The statement says that embracing free speech involves four core principles, including that a public university “must be absolutely committed to protecting free speech, both for constitutional and academic reasons.” The university must accordingly guarantee every member of its community “liberty to express ideas regardless of viewpoint,” and officials “must neither implicitly nor explicitly suppress, punish or regulate protected speech because of its content. . . . No member of the university community has the right to prevent or disrupt expression.”

Free speech includes protections for speech that some find “offensive, uncivil or even hateful,” according to the statement, and it can’t be regulated “on the ground that some speakers are thought to have more power or more access to the mediums of speech than others.” And while the university encourages respectful dialogue and understands that the “shock, hurt and anger experienced by the targets of malevolent speech may undermine the maintenance of a campus climate that welcomes all and fosters equity and diversity,” it says, “no word is so blasphemous or offensive it cannot be uttered” at a public university.

The article notes several pending proposals for reform to protect speech on campus, including the appointment of a free speech advocate to review proposed disciplinary action involving speech:

“In addition to those principles, the consultative committee late last month unanimously approved for further consideration a series of proposed actions. “It is painfully obvious that many members of the university community do not understand or appreciate the freedom of expression,” that document says, recommending that the proposed core principles be widely published, including in orientation materials. The university also should encourage a “climate of respectful debate,” such as by intensifying efforts to sponsor structured debates about controversial topics.

Relatedly, the university must “vigorously protect” when disruption is anticipated or occurs, according to the document. It defines “serious disruption” as chanting, persistent heckling or other noisy demonstrations that make it difficult or impossible for an audience to hear what a speaker is saying. It notes that disruption does not include peaceful protest outside an event, holding signs or wearing armbands in opposition of an event or speaker, or asking “critical questions” during a planned question-and-answer period.

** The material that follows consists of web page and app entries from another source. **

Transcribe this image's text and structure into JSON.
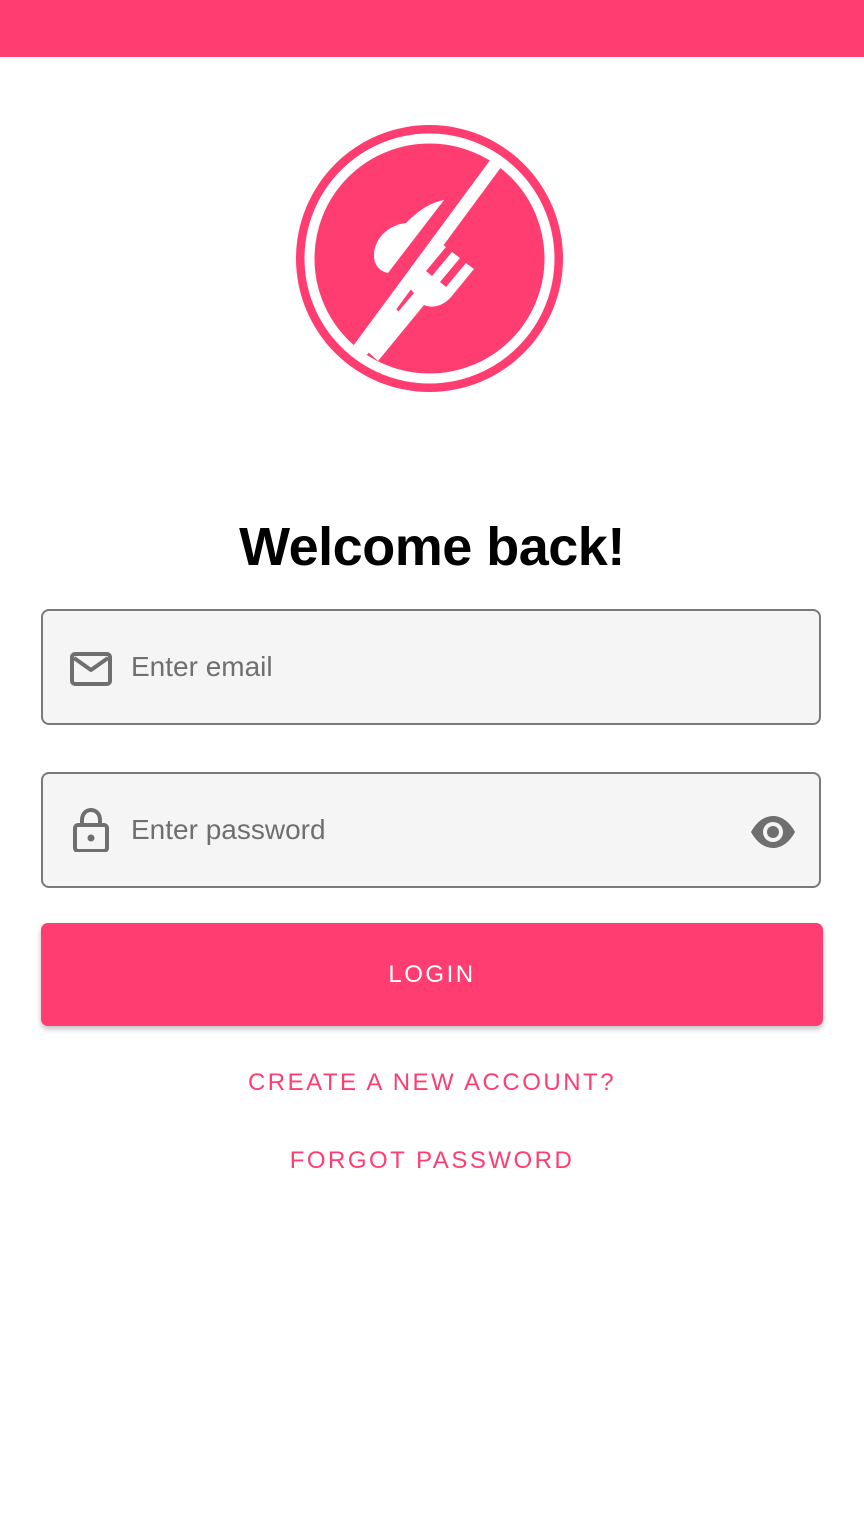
{
  "colors": {
    "accent": "#ff3d71",
    "field_background": "#f5f5f5",
    "field_border": "#7a7a7a",
    "icon_gray": "#6f6f6f"
  },
  "logo": {
    "icon": "fork-and-spoon-slash-icon"
  },
  "login": {
    "title": "Welcome back!",
    "email": {
      "placeholder": "Enter email",
      "value": "",
      "icon": "mail-icon"
    },
    "password": {
      "placeholder": "Enter password",
      "value": "",
      "icon": "lock-icon",
      "toggle_icon": "eye-icon"
    },
    "login_label": "LOGIN",
    "create_account_label": "CREATE A NEW ACCOUNT?",
    "forgot_password_label": "FORGOT PASSWORD"
  }
}
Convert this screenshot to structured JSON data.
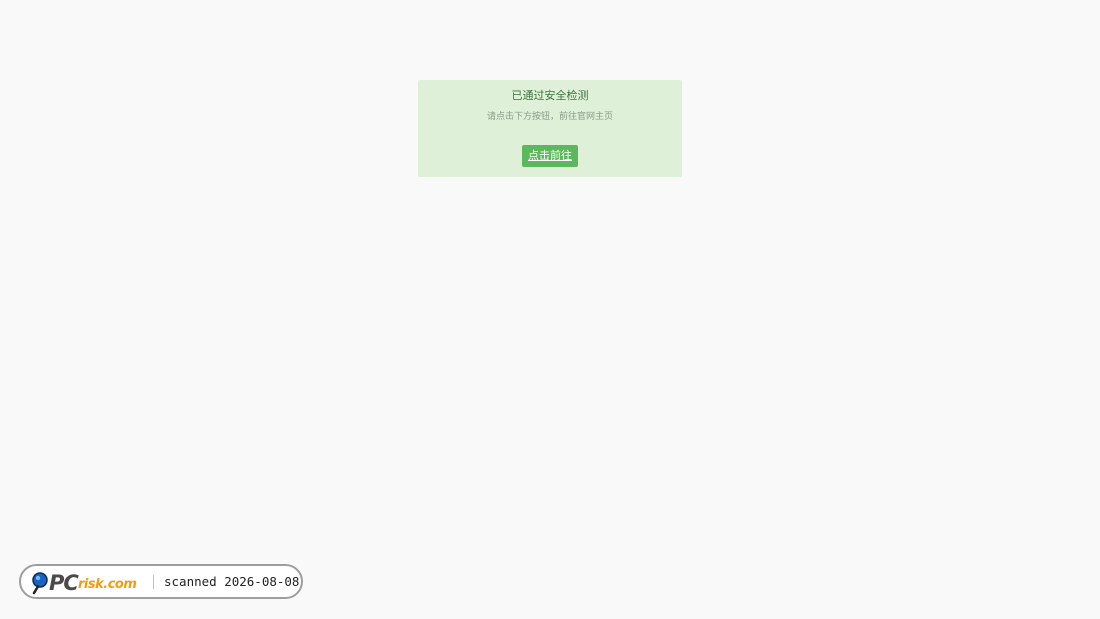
{
  "notice": {
    "title": "已通过安全检测",
    "subtitle": "请点击下方按钮，前往官网主页",
    "button_label": "点击前往"
  },
  "badge": {
    "logo_text_main": "PC",
    "logo_text_suffix": "risk.com",
    "scan_text": "scanned 2026-08-08"
  },
  "colors": {
    "page_background": "#f9f9f9",
    "notice_background": "#dff0d8",
    "title_color": "#3c763d",
    "button_background": "#5cb85c",
    "logo_orange": "#f39c12",
    "logo_blue": "#1565c0"
  }
}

Most notably, the actions document proposes the creation of a free speech “advocate” or watchdog charged with “ensuring freedom of expression is respected and protected during any investigation” involving free speech issues on campus. That role could be assigned to an independent officer or a person or committee within the existing faculty governance structure.

The problem, according to the document, is that investigations by various university offices, including equal opportunity and human resources, sometimes involve free speech. Yet such offices focus on “cleansing public discussion so that it is inoffensive” and promoting inclusivity, rather than affirming free speech. The unfortunate effect, the proposed policy says, ‘is to create an imbalance by which protected speech is subordinated to other values. But speech may not be curtailed simply because it is offensive.'”